## WHAT YOU NEED TO DO:
Search the listing below for the string "group", then copy every line it appears in.

***

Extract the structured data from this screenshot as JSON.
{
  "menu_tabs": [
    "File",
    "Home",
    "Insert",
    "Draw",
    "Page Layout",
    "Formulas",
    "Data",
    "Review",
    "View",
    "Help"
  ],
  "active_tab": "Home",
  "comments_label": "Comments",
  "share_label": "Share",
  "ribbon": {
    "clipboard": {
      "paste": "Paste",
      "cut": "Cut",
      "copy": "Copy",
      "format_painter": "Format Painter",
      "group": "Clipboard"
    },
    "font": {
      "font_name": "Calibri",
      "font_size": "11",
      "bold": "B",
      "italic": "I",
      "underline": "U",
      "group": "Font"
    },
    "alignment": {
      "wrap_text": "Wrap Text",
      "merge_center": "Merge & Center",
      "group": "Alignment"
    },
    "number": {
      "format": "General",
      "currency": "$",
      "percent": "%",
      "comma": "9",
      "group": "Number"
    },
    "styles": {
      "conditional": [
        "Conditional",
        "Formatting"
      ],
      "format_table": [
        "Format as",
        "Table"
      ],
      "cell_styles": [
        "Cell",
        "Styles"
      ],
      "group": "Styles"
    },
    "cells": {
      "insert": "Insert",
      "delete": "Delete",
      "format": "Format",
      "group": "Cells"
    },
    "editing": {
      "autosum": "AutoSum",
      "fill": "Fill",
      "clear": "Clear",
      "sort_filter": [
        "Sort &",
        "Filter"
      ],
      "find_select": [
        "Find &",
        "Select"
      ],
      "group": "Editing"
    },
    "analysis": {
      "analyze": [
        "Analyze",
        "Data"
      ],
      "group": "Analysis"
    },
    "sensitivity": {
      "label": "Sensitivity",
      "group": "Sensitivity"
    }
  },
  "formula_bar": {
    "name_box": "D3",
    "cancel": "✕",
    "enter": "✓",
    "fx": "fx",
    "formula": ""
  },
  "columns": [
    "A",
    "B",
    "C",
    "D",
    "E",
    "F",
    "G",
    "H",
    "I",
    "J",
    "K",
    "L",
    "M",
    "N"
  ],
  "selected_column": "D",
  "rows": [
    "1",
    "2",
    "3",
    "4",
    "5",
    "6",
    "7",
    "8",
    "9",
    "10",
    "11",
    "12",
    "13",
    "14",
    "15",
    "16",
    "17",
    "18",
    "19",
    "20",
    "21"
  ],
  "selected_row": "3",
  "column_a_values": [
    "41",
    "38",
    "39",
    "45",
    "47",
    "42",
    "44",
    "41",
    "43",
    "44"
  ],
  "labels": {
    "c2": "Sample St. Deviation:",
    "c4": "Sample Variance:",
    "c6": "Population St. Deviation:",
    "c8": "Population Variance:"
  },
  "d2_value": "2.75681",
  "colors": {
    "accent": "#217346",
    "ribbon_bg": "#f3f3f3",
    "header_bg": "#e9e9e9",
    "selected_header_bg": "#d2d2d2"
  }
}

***

## SOLUTION TO THIS TASK:
      "group": "Clipboard"
      "group": "Font"
      "group": "Alignment"
      "group": "Number"
      "group": "Styles"
      "group": "Cells"
      "group": "Editing"
      "group": "Analysis"
      "group": "Sensitivity"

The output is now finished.